Why Exposure to Specialties Should Begin Early in Medical School

Yusuf Mehkri, BS


February 24, 2022

One thing I've noticed as I make my way through the preclinical curriculum is how little a large group of preclinical medical students know about certain specialties. For example, many of my classmates know little about interventional radiology or vascular surgery. Sure, they may have a general idea based on the name but may not be able to explain the typical patient someone in these specialties would see. Students aren't too worried about this because they're told that they'll get exposure to various specialties during their third year.

However, this causes two main issues. For one, students at almost all schools don't get exposure to all specialties during their clinical years.
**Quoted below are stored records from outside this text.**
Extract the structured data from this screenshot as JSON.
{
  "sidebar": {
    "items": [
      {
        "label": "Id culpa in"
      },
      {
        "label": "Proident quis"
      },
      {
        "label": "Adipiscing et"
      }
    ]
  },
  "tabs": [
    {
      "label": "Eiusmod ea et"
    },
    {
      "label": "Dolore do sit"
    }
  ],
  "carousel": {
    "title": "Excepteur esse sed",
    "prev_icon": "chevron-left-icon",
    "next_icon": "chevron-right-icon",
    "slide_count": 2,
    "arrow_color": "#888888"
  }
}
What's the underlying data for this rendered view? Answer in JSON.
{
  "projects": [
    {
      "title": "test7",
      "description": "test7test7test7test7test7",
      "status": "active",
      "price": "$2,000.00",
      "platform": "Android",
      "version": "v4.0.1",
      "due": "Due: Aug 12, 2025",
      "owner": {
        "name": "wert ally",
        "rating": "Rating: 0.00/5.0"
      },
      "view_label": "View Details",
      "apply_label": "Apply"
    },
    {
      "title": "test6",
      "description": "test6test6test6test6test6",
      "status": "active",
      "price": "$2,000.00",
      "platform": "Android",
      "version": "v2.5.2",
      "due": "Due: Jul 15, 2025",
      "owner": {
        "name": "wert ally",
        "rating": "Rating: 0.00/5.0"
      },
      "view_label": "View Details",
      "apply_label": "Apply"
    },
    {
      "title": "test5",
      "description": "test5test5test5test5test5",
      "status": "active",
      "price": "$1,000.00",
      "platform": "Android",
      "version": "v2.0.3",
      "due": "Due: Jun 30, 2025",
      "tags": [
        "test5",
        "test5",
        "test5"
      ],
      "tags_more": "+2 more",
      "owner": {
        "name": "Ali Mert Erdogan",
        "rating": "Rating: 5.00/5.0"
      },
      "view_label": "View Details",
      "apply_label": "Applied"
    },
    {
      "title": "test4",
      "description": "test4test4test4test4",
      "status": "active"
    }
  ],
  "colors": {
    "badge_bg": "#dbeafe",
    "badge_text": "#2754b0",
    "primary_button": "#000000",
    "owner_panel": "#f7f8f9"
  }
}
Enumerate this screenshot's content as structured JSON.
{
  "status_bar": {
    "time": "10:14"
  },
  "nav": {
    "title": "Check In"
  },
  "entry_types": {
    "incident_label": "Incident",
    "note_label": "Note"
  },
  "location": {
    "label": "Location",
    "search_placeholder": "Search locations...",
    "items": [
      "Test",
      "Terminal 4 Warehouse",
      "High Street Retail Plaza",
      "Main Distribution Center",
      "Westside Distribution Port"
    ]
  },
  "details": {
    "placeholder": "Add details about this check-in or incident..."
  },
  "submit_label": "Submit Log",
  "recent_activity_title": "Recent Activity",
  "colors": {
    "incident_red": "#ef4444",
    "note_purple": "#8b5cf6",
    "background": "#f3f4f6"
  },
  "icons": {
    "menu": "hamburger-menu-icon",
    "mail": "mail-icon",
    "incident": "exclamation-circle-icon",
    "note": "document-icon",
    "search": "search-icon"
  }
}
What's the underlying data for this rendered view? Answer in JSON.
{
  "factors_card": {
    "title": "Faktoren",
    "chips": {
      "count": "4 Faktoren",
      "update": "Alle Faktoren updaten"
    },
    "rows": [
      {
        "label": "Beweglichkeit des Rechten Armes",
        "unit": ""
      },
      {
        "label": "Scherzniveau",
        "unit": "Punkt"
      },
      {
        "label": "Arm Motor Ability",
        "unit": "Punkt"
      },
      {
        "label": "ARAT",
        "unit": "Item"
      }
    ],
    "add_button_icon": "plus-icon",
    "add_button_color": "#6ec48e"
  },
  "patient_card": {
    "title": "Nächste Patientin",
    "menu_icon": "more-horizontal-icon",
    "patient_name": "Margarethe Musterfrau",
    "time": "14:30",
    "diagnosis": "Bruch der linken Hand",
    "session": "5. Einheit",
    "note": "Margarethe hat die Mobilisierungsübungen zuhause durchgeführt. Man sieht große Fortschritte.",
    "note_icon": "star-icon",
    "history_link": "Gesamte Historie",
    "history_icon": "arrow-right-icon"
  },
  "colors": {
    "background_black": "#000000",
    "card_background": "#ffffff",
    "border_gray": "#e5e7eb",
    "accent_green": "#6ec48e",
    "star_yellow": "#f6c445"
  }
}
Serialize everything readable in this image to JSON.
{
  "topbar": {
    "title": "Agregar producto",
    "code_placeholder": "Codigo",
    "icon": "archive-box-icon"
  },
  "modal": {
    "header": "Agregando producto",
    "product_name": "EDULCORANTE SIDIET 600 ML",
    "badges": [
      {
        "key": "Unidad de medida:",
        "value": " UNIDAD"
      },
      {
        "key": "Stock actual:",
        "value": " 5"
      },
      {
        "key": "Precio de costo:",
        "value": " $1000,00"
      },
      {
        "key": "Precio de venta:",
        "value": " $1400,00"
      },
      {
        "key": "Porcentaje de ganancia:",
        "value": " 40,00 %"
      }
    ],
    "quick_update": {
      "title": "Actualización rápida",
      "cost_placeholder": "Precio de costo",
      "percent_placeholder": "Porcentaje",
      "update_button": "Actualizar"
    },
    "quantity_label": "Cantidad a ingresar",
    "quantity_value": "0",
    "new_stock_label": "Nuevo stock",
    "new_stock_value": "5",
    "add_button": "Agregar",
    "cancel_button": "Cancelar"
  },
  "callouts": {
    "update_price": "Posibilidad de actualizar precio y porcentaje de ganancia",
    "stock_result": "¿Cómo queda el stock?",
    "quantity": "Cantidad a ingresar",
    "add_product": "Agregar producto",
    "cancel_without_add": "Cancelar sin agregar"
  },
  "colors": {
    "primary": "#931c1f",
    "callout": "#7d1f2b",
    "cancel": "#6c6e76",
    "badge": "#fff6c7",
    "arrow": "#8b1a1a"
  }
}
During your surgery rotation, you'll most likely spend your time with only one or two services. You'll also lack exposure to other specialties such as pathology, infectious disease, and various medical subspecialties. This essentially means that you can't rely on your clinical year for all of your exposure.

The second issue is that if you do rely on your third- and fourth-year exposure to see what's out there before deciding on a specialty, you're cutting it really close to residency application time. This can cause issues if you decide on a competitive specialty that typically matches students with extensive evidence of research and connections in the field. For example, I know of a number of students who decided on cardiothoracic surgery or neurosurgery midway through their third year, only to scramble to make connections and get relevant research experience before applying. This can largely be prevented with early exposure.

One program that my medical school has started to target this issue is a specialty series. Essentially, they'll invite alumni on a regular basis to come in and talk to the students about their background and what they do. This has been incredibly helpful because it's an informal way for students to learn about various specialties and to decide if they can see themselves filling those shoes in the future. The school also has a similar opportunity for our early-acceptance program for students to see where alumni have gone, including academia, private practice, and nontraditional careers in the industry.

All medical students would benefit from similar programs early on at their schools. Not only is it a great way to get an in-depth look at what's out there but it's also a great way to gain a deeper appreciation for medicine and to see how preclinical content ties into clinical management early on.

Join Medscape's new blog initiative! We're looking for physicians, nurses, PAs, specialists, and other healthcare professionals who are willing to share their expertise in one to two paid blog posts per month. Please email for more information.

Follow Medscape on Facebook, Twitter, Instagram, and YouTube

About Yusuf Mehkri
Yusuf Mehkri is a second-year medical student at the University of Florida (UF). After attending Carnegie Mellon University for undergraduate studies, he was accepted to the accelerated BS/MD program at UF in Gainesville. He has interests in academic neurosurgery, specifically neuro-oncology and spine surgery. He enjoys research, mentorship and community service — all of which allow him to give back to his community in varying capacities.


Comments on Medscape are moderated and should be professional in tone and on topic. You must declare any conflicts of interest related to your comments and responses. Please see our Commenting Guide for further information. We reserve the right to remove posts at our sole discretion.